» **AVAILABLE DATA**
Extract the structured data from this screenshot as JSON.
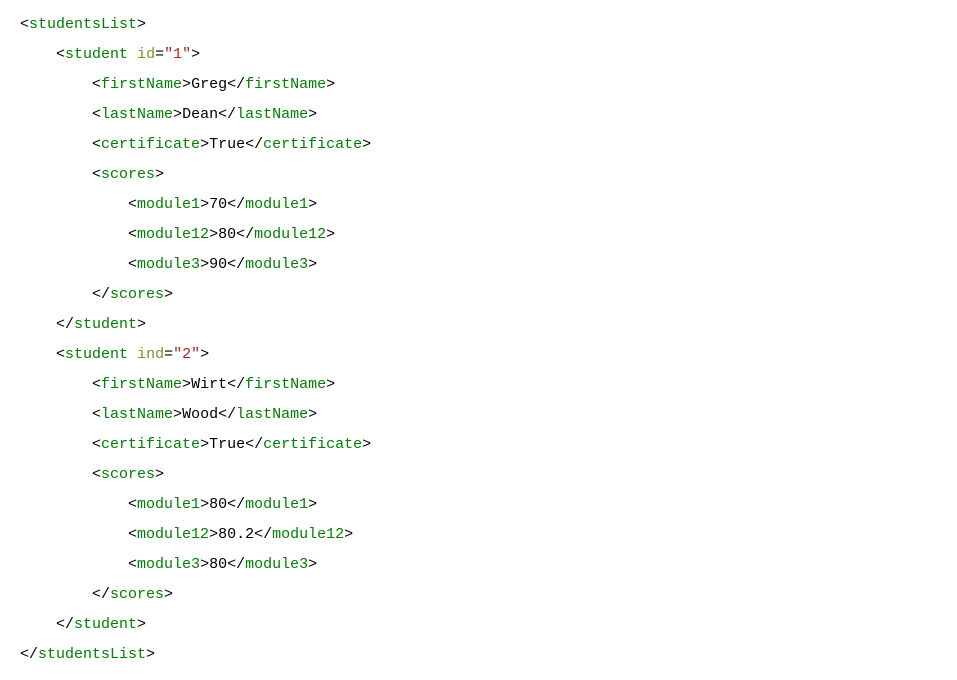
{
  "lines": [
    {
      "indent": 0,
      "parts": [
        {
          "type": "openTag",
          "tag": "studentsList"
        }
      ]
    },
    {
      "indent": 1,
      "parts": [
        {
          "type": "openTagAttr",
          "tag": "student",
          "attrName": "id",
          "attrValue": "\"1\""
        }
      ]
    },
    {
      "indent": 2,
      "parts": [
        {
          "type": "elemText",
          "tag": "firstName",
          "text": "Greg"
        }
      ]
    },
    {
      "indent": 2,
      "parts": [
        {
          "type": "elemText",
          "tag": "lastName",
          "text": "Dean"
        }
      ]
    },
    {
      "indent": 2,
      "parts": [
        {
          "type": "elemText",
          "tag": "certificate",
          "text": "True"
        }
      ]
    },
    {
      "indent": 2,
      "parts": [
        {
          "type": "openTag",
          "tag": "scores"
        }
      ]
    },
    {
      "indent": 3,
      "parts": [
        {
          "type": "elemText",
          "tag": "module1",
          "text": "70"
        }
      ]
    },
    {
      "indent": 3,
      "parts": [
        {
          "type": "elemText",
          "tag": "module12",
          "text": "80"
        }
      ]
    },
    {
      "indent": 3,
      "parts": [
        {
          "type": "elemText",
          "tag": "module3",
          "text": "90"
        }
      ]
    },
    {
      "indent": 2,
      "parts": [
        {
          "type": "closeTag",
          "tag": "scores"
        }
      ]
    },
    {
      "indent": 1,
      "parts": [
        {
          "type": "closeTag",
          "tag": "student"
        }
      ]
    },
    {
      "indent": 1,
      "parts": [
        {
          "type": "openTagAttr",
          "tag": "student",
          "attrName": "ind",
          "attrValue": "\"2\""
        }
      ]
    },
    {
      "indent": 2,
      "parts": [
        {
          "type": "elemText",
          "tag": "firstName",
          "text": "Wirt"
        }
      ]
    },
    {
      "indent": 2,
      "parts": [
        {
          "type": "elemText",
          "tag": "lastName",
          "text": "Wood"
        }
      ]
    },
    {
      "indent": 2,
      "parts": [
        {
          "type": "elemText",
          "tag": "certificate",
          "text": "True"
        }
      ]
    },
    {
      "indent": 2,
      "parts": [
        {
          "type": "openTag",
          "tag": "scores"
        }
      ]
    },
    {
      "indent": 3,
      "parts": [
        {
          "type": "elemText",
          "tag": "module1",
          "text": "80"
        }
      ]
    },
    {
      "indent": 3,
      "parts": [
        {
          "type": "elemText",
          "tag": "module12",
          "text": "80.2"
        }
      ]
    },
    {
      "indent": 3,
      "parts": [
        {
          "type": "elemText",
          "tag": "module3",
          "text": "80"
        }
      ]
    },
    {
      "indent": 2,
      "parts": [
        {
          "type": "closeTag",
          "tag": "scores"
        }
      ]
    },
    {
      "indent": 1,
      "parts": [
        {
          "type": "closeTag",
          "tag": "student"
        }
      ]
    },
    {
      "indent": 0,
      "parts": [
        {
          "type": "closeTag",
          "tag": "studentsList"
        }
      ]
    }
  ],
  "indentUnit": "    "
}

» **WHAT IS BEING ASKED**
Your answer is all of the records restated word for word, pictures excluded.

» **REPLY**
Extract the structured data from this screenshot as JSON.
{
  "lines": [
    {
      "indent": 0,
      "parts": [
        {
          "type": "openTag",
          "tag": "studentsList"
        }
      ]
    },
    {
      "indent": 1,
      "parts": [
        {
          "type": "openTagAttr",
          "tag": "student",
          "attrName": "id",
          "attrValue": "\"1\""
        }
      ]
    },
    {
      "indent": 2,
      "parts": [
        {
          "type": "elemText",
          "tag": "firstName",
          "text": "Greg"
        }
      ]
    },
    {
      "indent": 2,
      "parts": [
        {
          "type": "elemText",
          "tag": "lastName",
          "text": "Dean"
        }
      ]
    },
    {
      "indent": 2,
      "parts": [
        {
          "type": "elemText",
          "tag": "certificate",
          "text": "True"
        }
      ]
    },
    {
      "indent": 2,
      "parts": [
        {
          "type": "openTag",
          "tag": "scores"
        }
      ]
    },
    {
      "indent": 3,
      "parts": [
        {
          "type": "elemText",
          "tag": "module1",
          "text": "70"
        }
      ]
    },
    {
      "indent": 3,
      "parts": [
        {
          "type": "elemText",
          "tag": "module12",
          "text": "80"
        }
      ]
    },
    {
      "indent": 3,
      "parts": [
        {
          "type": "elemText",
          "tag": "module3",
          "text": "90"
        }
      ]
    },
    {
      "indent": 2,
      "parts": [
        {
          "type": "closeTag",
          "tag": "scores"
        }
      ]
    },
    {
      "indent": 1,
      "parts": [
        {
          "type": "closeTag",
          "tag": "student"
        }
      ]
    },
    {
      "indent": 1,
      "parts": [
        {
          "type": "openTagAttr",
          "tag": "student",
          "attrName": "ind",
          "attrValue": "\"2\""
        }
      ]
    },
    {
      "indent": 2,
      "parts": [
        {
          "type": "elemText",
          "tag": "firstName",
          "text": "Wirt"
        }
      ]
    },
    {
      "indent": 2,
      "parts": [
        {
          "type": "elemText",
          "tag": "lastName",
          "text": "Wood"
        }
      ]
    },
    {
      "indent": 2,
      "parts": [
        {
          "type": "elemText",
          "tag": "certificate",
          "text": "True"
        }
      ]
    },
    {
      "indent": 2,
      "parts": [
        {
          "type": "openTag",
          "tag": "scores"
        }
      ]
    },
    {
      "indent": 3,
      "parts": [
        {
          "type": "elemText",
          "tag": "module1",
          "text": "80"
        }
      ]
    },
    {
      "indent": 3,
      "parts": [
        {
          "type": "elemText",
          "tag": "module12",
          "text": "80.2"
        }
      ]
    },
    {
      "indent": 3,
      "parts": [
        {
          "type": "elemText",
          "tag": "module3",
          "text": "80"
        }
      ]
    },
    {
      "indent": 2,
      "parts": [
        {
          "type": "closeTag",
          "tag": "scores"
        }
      ]
    },
    {
      "indent": 1,
      "parts": [
        {
          "type": "closeTag",
          "tag": "student"
        }
      ]
    },
    {
      "indent": 0,
      "parts": [
        {
          "type": "closeTag",
          "tag": "studentsList"
        }
      ]
    }
  ],
  "indentUnit": "    "
}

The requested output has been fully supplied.